Google has issued an apology for a software upgrade issue that resulted in a significant outage across the globe.
A company representative stated that the team “worked quickly” to fix the issue and that operations were again back to normal.
“We’re aware of a software update issue that occurred late this afternoon Pacific Time and briefly affected the availability of Google search and Google Maps. We apologise for the inconvenience. We worked to quickly address the issue and our services are now back online,” the tech giant said.
Many technology platforms promptly reported the problem. Users of Google Explorer, the biggest search engine in the world, began reporting issues with it at 2.12 AM BST, according to the real-time website Downdetector.
There were 4,113 verified reports of Google outages as of 11:38 AM.
Gmail, Google Maps, and Google Images, according to users, also faced issues. Both depend on the Google search engine to function.
At least 1,338 servers in more than 40 countries, that comprise the United States, Australia, South Africa, Kenya, Israel, parts of South America, Europe, and Asia, including China and Japan, were affected by Google outages, according to network intelligence company ThousandEyes Inc.
Before a second blip occurred at around 12 PM, the initial disruption reported on ThousandEyes lasted roughly 34 minutes. It took about seven minutes to fix and only affected a small number of servers.
Users encountered a 502 or 500 error when attempting to use the Google search engine.
“The server encountered a temporary error and could not complete your request. Please try again in 30 seconds,” one error page read.
Twitter users tweeted their confusion and switched to alternative search engines like Bing and DuckDuckGo to browse the web.

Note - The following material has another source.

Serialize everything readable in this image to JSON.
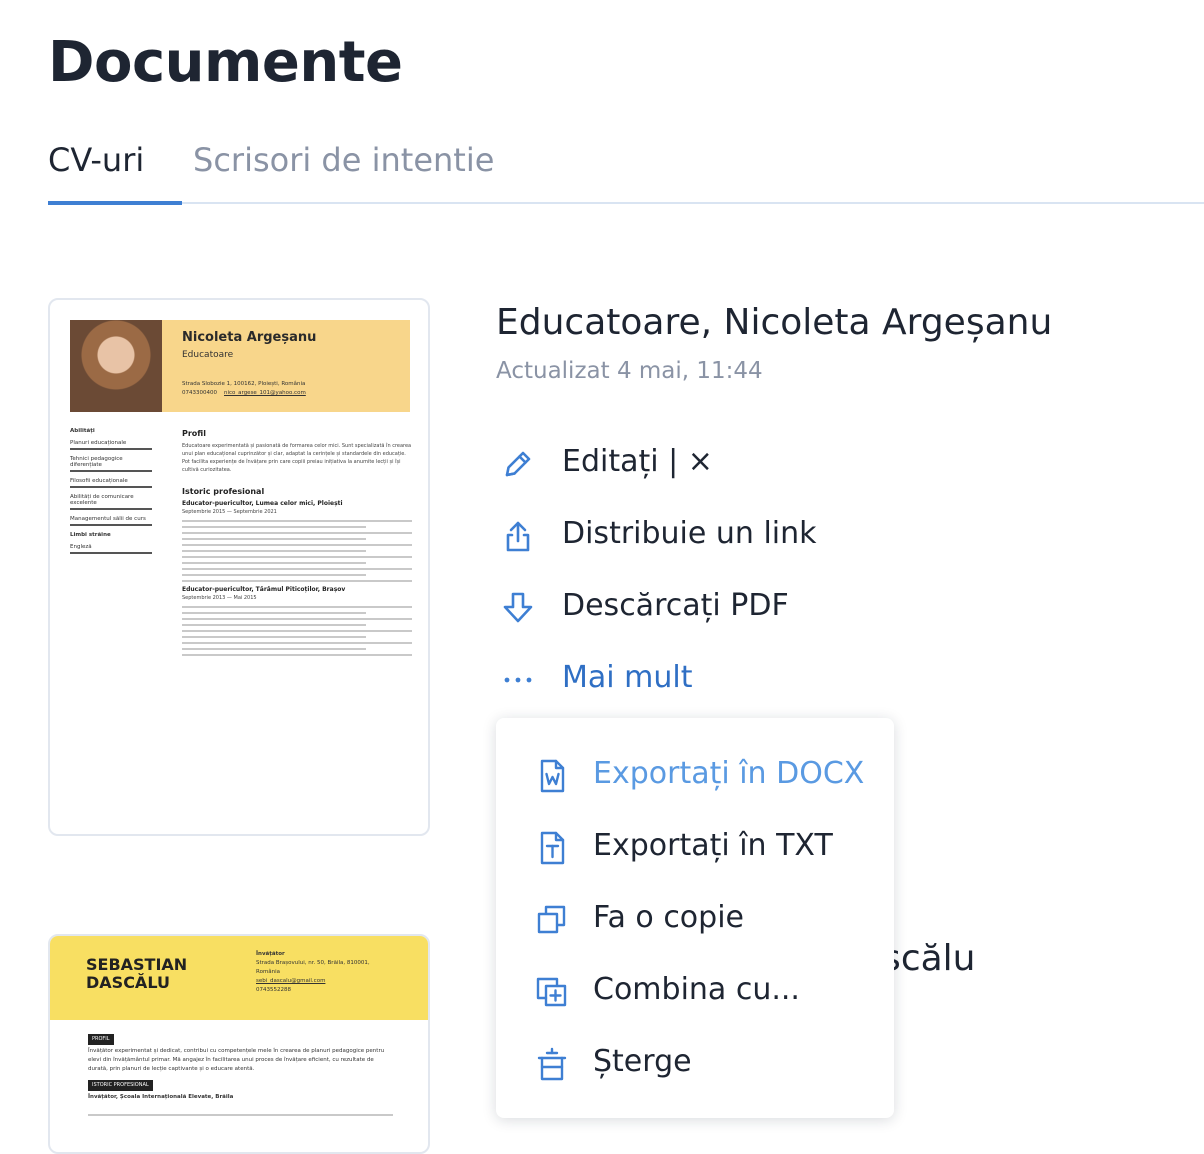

Despite the steady growth of Bing and DuckDuckGo, Google is still the most frequented website on the internet, garnering more than 80 billion visitors per month, although exact traffic statistics are not disclosed.